GREENFIELD — A streak of white caught Jay Reger’s eye as he was mowing his lawn last week.
He quickly realized it was a snake slithering through his yard, but something was different. The animal was bright white.
“I thought, ‘Oh, wait a minute; that was an albino,’” he said.
Hopping off of his rider mower, Reger snagged the rare find and began delving into research on the animal.
He called a professor he had at Ball State University some 35 years ago. Then he called the Hoosier Herpetological Society.
Everybody was eager to learn more about the 18-inch white creature with red eyes.
“We thought it was really cool,” said Jim Horton, president of the Hoosier Herpatological Society, a network of educators and volunteers that conduct educational events about reptiles and amphibians across Indiana.
To find an albino reptile in the wild is a one-in-10,000 possibility, Horton said. He said this particular creature is an Eastern garter snake.
“They pop up every once in a while. They just don’t pop up that much,” he said.
Reger, who has lived in his rural Greenfield home just south of the city about 20 years, kept the snake in a plastic cage for four days.
“It was pretty active, you know, if you would get it out,” he said.
The snake, which never got a name, found a new home with the Hoosier Herpetological Society on Tuesday. Horton said it’s a good thing Reger captured the garter: it’s already 2 or 3 years old but probably wouldn’t have lived much longer in the wild because predators can easily spot an albino.
The average lifespan of a garter snake is 20 to 25 years.
Horton said the society will keep the snake with its collection and take it to educational events and conferences across the state.
As of Wednesday, the snake was doing well — hanging out in Horton’s personal animal room and munching on earthworms.

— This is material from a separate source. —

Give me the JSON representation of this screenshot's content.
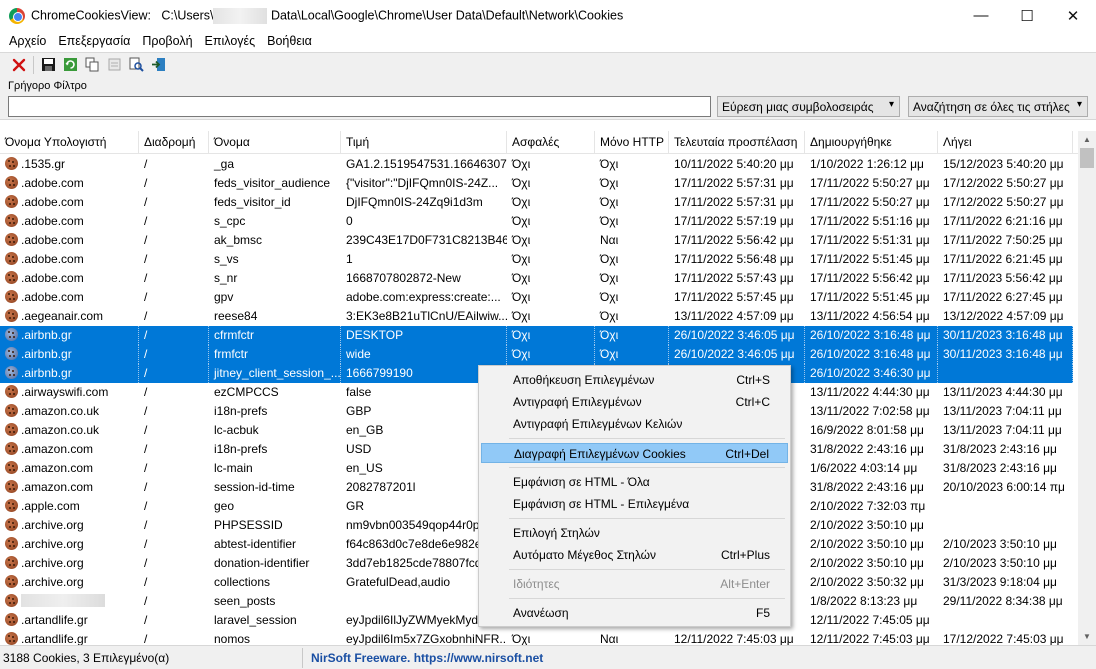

Reger said he’s glad to have made the snake’s acquaintance. He rescued the snake from his yard to give it a chance for survival, he said.
“The snake deserves to have a life,” he said.